- blog post title "Choosing Books…" for some great examples of those.) I suspect we all have our hot button phrases, or settings, time periods and plot situations we know we're not interested in. For many of us, that starts as early as the cover, title and jacket art. Or maybe the jacket description, before we get to the blurbs written by upstanding periodicals, authors, etc.
After a while you learn the game. You get an idea who you can trust and who you can't, who seems to be a close friend of the author – because he or she always writes nothing but praise about a specific author.
You can also call a reviewer's bluff at Amazon. If the review is slapped together, filled with exclamation points! and not well-written, you should click to look at that person's "other reviews." If their profile shows no others, it's a friend or relative trying to help an author promote him or herself. Not that there's anything wrong with it, but on another level, without an honest disclaimer there is.
Certainly, this isn't the most pressing problem on earth.
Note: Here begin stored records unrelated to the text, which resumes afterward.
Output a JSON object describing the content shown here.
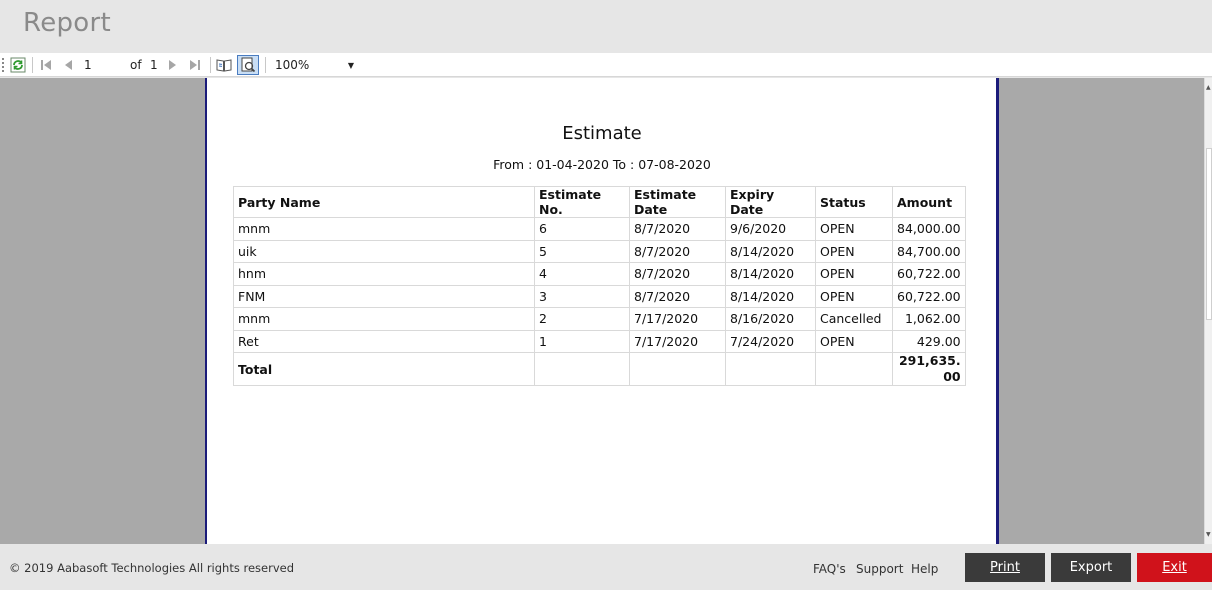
{
  "window": {
    "title": "Report"
  },
  "toolbar": {
    "page_current": "1",
    "of_label": "of",
    "page_total": "1",
    "zoom": "100%",
    "icons": [
      "refresh-icon",
      "first-page-icon",
      "prev-page-icon",
      "next-page-icon",
      "last-page-icon",
      "print-layout-icon",
      "page-setup-icon",
      "dropdown-arrow-icon"
    ]
  },
  "report": {
    "title": "Estimate",
    "subtitle": "From : 01-04-2020 To : 07-08-2020",
    "columns": [
      "Party Name",
      "Estimate No.",
      "Estimate Date",
      "Expiry Date",
      "Status",
      "Amount"
    ],
    "rows": [
      [
        "mnm",
        "6",
        "8/7/2020",
        "9/6/2020",
        "OPEN",
        "84,000.00"
      ],
      [
        "uik",
        "5",
        "8/7/2020",
        "8/14/2020",
        "OPEN",
        "84,700.00"
      ],
      [
        "hnm",
        "4",
        "8/7/2020",
        "8/14/2020",
        "OPEN",
        "60,722.00"
      ],
      [
        "FNM",
        "3",
        "8/7/2020",
        "8/14/2020",
        "OPEN",
        "60,722.00"
      ],
      [
        "mnm",
        "2",
        "7/17/2020",
        "8/16/2020",
        "Cancelled",
        "1,062.00"
      ],
      [
        "Ret",
        "1",
        "7/17/2020",
        "7/24/2020",
        "OPEN",
        "429.00"
      ]
    ],
    "total_label": "Total",
    "total_amount": "291,635.00"
  },
  "footer": {
    "copyright": "© 2019 Aabasoft Technologies All rights reserved",
    "links": [
      "FAQ's",
      "Support",
      "Help"
    ],
    "buttons": {
      "print": "Print",
      "export": "Export",
      "exit": "Exit"
    }
  },
  "colors": {
    "exit_button": "#d0121b",
    "dark_button": "#3a3a3a",
    "page_border": "#1b1b7a",
    "viewer_bg": "#a9a9a9"
  }
}
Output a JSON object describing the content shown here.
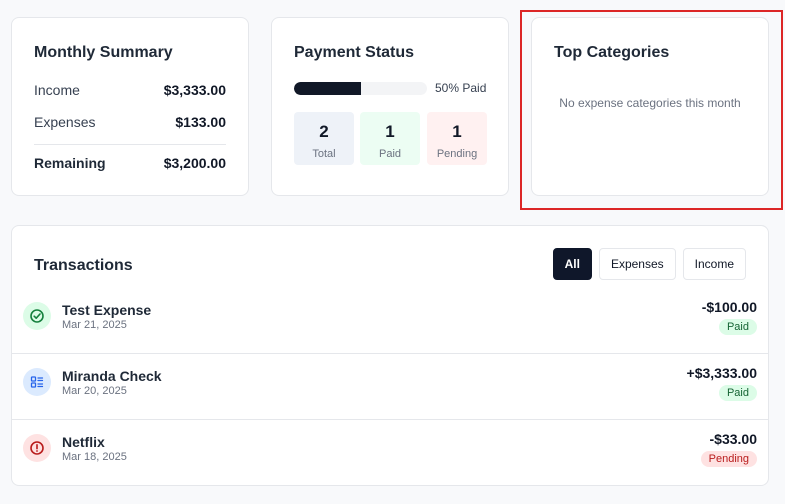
{
  "summary": {
    "title": "Monthly Summary",
    "income_label": "Income",
    "income_value": "$3,333.00",
    "expenses_label": "Expenses",
    "expenses_value": "$133.00",
    "remaining_label": "Remaining",
    "remaining_value": "$3,200.00"
  },
  "payment": {
    "title": "Payment Status",
    "paid_fraction": 0.5,
    "paid_text": "50% Paid",
    "total_count": "2",
    "total_label": "Total",
    "paid_count": "1",
    "paid_label": "Paid",
    "pending_count": "1",
    "pending_label": "Pending"
  },
  "categories": {
    "title": "Top Categories",
    "empty_text": "No expense categories this month"
  },
  "transactions": {
    "title": "Transactions",
    "filters": [
      "All",
      "Expenses",
      "Income"
    ],
    "items": [
      {
        "name": "Test Expense",
        "date": "Mar 21, 2025",
        "amount": "-$100.00",
        "status": "Paid",
        "icon": "check-circle-icon",
        "icon_color": "#15803d",
        "icon_bg": "#dcfce7"
      },
      {
        "name": "Miranda Check",
        "date": "Mar 20, 2025",
        "amount": "+$3,333.00",
        "status": "Paid",
        "icon": "list-icon",
        "icon_color": "#2563eb",
        "icon_bg": "#dbeafe"
      },
      {
        "name": "Netflix",
        "date": "Mar 18, 2025",
        "amount": "-$33.00",
        "status": "Pending",
        "icon": "alert-circle-icon",
        "icon_color": "#b91c1c",
        "icon_bg": "#fee2e2"
      }
    ]
  }
}
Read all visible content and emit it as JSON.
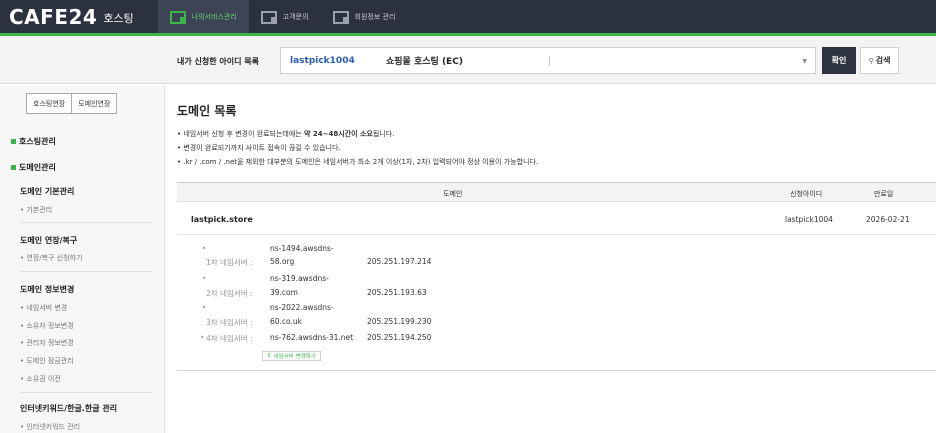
{
  "brand": {
    "logo": "CAFE24",
    "sub": "호스팅"
  },
  "nav": [
    {
      "label": "나의서비스관리",
      "active": true
    },
    {
      "label": "고객문의",
      "active": false
    },
    {
      "label": "회원정보 관리",
      "active": false
    }
  ],
  "account_bar": {
    "label": "내가 신청한 아이디 목록",
    "selected_id": "lastpick1004",
    "selected_type": "쇼핑몰 호스팅 (EC)",
    "confirm": "확인",
    "search": "검색"
  },
  "sidebar": {
    "buttons": [
      "호스팅연장",
      "도메인연장"
    ],
    "cat1": "호스팅관리",
    "cat2": "도메인관리",
    "groups": [
      {
        "title": "도메인 기본관리",
        "items": [
          "기본관리"
        ]
      },
      {
        "title": "도메인 연장/복구",
        "items": [
          "연장/복구 신청하기"
        ]
      },
      {
        "title": "도메인 정보변경",
        "items": [
          "네임서버 변경",
          "소유자 정보변경",
          "관리자 정보변경",
          "도메인 잠금관리",
          "소유권 이전"
        ]
      },
      {
        "title": "인터넷키워드/한글.한글 관리",
        "items": [
          "인터넷키워드 관리"
        ]
      }
    ]
  },
  "main": {
    "title": "도메인 목록",
    "notes": [
      {
        "pre": "• 네임서버 신청 후 변경이 완료되는데에는 ",
        "bold": "약 24~48시간이 소요",
        "post": "됩니다."
      },
      {
        "pre": "• 변경이 완료되기까지 사이트 접속이 끊길 수 있습니다.",
        "bold": "",
        "post": ""
      },
      {
        "pre": "• .kr / .com / .net을 제외한 대부분의 도메인은 네임서버가 최소 2개 이상(1차, 2차) 입력되어야 정상 이용이 가능합니다.",
        "bold": "",
        "post": ""
      }
    ],
    "table": {
      "headers": [
        "도메인",
        "신청아이디",
        "만료일"
      ],
      "row": {
        "domain": "lastpick.store",
        "id": "lastpick1004",
        "expiry": "2026-02-21"
      }
    },
    "nameservers": [
      {
        "label": "1차 네임서버 :",
        "host1": "ns-1494.awsdns-",
        "host2": "58.org",
        "ip": "205.251.197.214"
      },
      {
        "label": "2차 네임서버 :",
        "host1": "ns-319.awsdns-",
        "host2": "39.com",
        "ip": "205.251.193.63"
      },
      {
        "label": "3차 네임서버 :",
        "host1": "ns-2022.awsdns-",
        "host2": "60.co.uk",
        "ip": "205.251.199.230"
      },
      {
        "label": "4차 네임서버 :",
        "host1": "ns-762.awsdns-31.net",
        "host2": "",
        "ip": "205.251.194.250"
      }
    ],
    "ns_change_button": "네임서버 변경하기"
  },
  "colors": {
    "topbar": "#2c3140",
    "accent": "#39b54a",
    "link": "#2a5db0"
  }
}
But, on a personal level, I feel cheated and frustrated when I waste precious reading time on a book that isn't worth it. I toss books aside pretty quickly when they're crap, but having spent time reading the reviews, suspending disbelief perusing the blurbs and gone to the trouble of procuring a copy, I feel the publisher owes me the time back – that they have so little respect for readers they have no qualms outright lying in order to promote a book.
And, don't tell me they don't know they're lying. Or at least stretching the truth. Their bottom line, and I understand this since it's a business, is making money. Yes, I've gone into that ad nauseum and won't touch it again. The fact is, when a manuscript meets certain requirements they look for in a potential bestseller it has a far better chance of getting published than anything original or experimental. And who suffers for that? Genuinely innovative and brilliant writers, not to mention we readers. The ones paying the big machine to keep churning out sub-quality fare.
Which leads me back to Anne Tyler, a publisher's darling. She could write a manuscript about anything and publishers would fall all over themselves fighting to publish it. Ditto all those others with name recognition, writers with built-in audiences who buy based solely on the author. Never mind that sometimes good authors write crap books; they can't NOT be published, no matter what they write.
Hello, Stephen King!
Rail and scream though I do, I won't change big business and I know it. All I can do is help keep focus on what the big publishers do, why it's wrong, and why we shouldn't support them in their bad habits. Before you plunk down money for a book, check it out from your local library. Yes, it's already paid for, but that's better than giving a publisher your money as well. If you still must buy it, then go ahead. But don't buy blindly, please. The occasional impulse buy? We all do it. Even I do, and look what I'm writing. If you can keep that to a minimum, though, that's at least a little bit of profit chipped away from the conglomerate.
Instead, consider buying a book published by a small press – Graywolf, Coffee House, any university's press, those who publish quality work and sorely need the money. If you have favorite authors, and so many are published by large presses, again, consider the library first. If you can wait, buy it later from a used book store, another source worth giving your money to, because all book lovers want them to succeed.
All this because I'm trying Anne Tyler yet one more time. Anne Tyler, who can't not be published, regardless of what she writes – an author with a golden ticket. And meanwhile, there's one more deserving, struggling author who, no matter how much she jumps up and down and waves her arms, can't get published anywhere.
Just food for thought, from someone who's spent an awful lot of time in the cafeteria line. Think before you invest time or money in a book, consider your alternatives, but read, read, read.